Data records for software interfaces

--------------------

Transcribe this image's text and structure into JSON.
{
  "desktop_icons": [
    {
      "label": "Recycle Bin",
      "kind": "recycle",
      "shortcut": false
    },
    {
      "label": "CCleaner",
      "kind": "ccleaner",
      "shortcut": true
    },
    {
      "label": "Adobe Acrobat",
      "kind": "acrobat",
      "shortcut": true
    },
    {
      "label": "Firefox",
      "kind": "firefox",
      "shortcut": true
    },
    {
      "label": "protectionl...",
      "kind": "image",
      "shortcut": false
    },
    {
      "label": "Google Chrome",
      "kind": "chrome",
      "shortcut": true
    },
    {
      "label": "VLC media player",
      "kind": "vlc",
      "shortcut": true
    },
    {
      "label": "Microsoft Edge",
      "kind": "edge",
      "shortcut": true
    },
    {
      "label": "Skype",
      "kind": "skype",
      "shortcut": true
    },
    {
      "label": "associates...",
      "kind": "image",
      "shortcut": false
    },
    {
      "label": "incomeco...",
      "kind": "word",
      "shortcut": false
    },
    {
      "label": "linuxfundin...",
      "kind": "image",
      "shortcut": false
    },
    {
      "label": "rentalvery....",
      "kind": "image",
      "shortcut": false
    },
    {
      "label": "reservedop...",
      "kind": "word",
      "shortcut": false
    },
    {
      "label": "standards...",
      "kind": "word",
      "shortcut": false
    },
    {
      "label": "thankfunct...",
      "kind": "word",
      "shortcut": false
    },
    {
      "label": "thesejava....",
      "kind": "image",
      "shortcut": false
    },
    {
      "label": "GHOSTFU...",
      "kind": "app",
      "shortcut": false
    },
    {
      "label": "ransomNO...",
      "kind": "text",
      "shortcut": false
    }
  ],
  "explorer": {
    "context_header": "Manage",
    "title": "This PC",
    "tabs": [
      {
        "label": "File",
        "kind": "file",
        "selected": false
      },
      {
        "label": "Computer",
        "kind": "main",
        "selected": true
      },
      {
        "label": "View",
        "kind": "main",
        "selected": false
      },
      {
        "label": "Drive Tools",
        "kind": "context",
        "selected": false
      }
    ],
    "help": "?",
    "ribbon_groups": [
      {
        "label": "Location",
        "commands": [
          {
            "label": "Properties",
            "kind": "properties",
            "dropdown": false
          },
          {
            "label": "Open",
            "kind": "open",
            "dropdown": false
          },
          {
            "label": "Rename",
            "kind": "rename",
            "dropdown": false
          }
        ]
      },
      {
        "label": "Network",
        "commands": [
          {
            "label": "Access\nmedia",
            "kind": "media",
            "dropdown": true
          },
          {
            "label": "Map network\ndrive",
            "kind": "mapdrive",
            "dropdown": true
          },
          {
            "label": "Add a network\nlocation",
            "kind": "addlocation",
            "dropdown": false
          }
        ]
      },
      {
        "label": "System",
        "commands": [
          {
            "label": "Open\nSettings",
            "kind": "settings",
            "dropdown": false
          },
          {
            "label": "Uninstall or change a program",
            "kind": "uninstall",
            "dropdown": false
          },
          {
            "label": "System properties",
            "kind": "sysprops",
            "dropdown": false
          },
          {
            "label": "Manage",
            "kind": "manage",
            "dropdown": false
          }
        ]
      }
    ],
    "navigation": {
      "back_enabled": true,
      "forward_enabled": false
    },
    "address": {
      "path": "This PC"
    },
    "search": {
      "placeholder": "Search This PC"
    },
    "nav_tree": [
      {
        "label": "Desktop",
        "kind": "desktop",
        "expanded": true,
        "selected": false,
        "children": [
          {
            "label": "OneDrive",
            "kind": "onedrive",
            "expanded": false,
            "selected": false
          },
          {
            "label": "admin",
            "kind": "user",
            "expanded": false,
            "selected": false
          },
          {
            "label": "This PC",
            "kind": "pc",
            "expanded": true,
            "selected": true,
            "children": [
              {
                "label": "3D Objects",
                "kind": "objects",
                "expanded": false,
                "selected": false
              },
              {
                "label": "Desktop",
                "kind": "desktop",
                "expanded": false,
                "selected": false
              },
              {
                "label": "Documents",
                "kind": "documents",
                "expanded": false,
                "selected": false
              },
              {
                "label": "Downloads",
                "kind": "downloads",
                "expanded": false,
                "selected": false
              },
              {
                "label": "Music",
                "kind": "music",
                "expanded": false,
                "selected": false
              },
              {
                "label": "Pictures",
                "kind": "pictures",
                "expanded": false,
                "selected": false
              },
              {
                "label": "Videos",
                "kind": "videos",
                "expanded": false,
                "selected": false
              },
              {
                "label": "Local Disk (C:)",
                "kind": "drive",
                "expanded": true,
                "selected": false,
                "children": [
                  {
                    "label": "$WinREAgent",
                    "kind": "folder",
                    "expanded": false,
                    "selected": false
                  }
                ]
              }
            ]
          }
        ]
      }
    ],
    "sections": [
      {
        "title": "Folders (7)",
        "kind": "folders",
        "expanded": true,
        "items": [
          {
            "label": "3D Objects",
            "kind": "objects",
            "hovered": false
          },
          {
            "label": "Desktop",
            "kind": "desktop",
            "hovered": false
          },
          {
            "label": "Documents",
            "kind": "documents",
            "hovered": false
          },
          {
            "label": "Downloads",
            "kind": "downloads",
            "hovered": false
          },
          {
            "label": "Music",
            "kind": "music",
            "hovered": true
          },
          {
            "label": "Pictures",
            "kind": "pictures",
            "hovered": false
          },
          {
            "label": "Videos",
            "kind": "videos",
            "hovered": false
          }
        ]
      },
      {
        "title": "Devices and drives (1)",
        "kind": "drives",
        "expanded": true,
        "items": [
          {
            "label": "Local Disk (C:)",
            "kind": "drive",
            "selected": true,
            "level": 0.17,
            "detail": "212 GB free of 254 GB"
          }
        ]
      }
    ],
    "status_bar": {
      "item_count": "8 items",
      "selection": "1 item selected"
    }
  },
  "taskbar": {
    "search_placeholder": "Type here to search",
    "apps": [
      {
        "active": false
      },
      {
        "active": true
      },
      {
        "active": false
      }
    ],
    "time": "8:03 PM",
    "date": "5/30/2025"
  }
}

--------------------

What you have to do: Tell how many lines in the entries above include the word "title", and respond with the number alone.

Task result: 3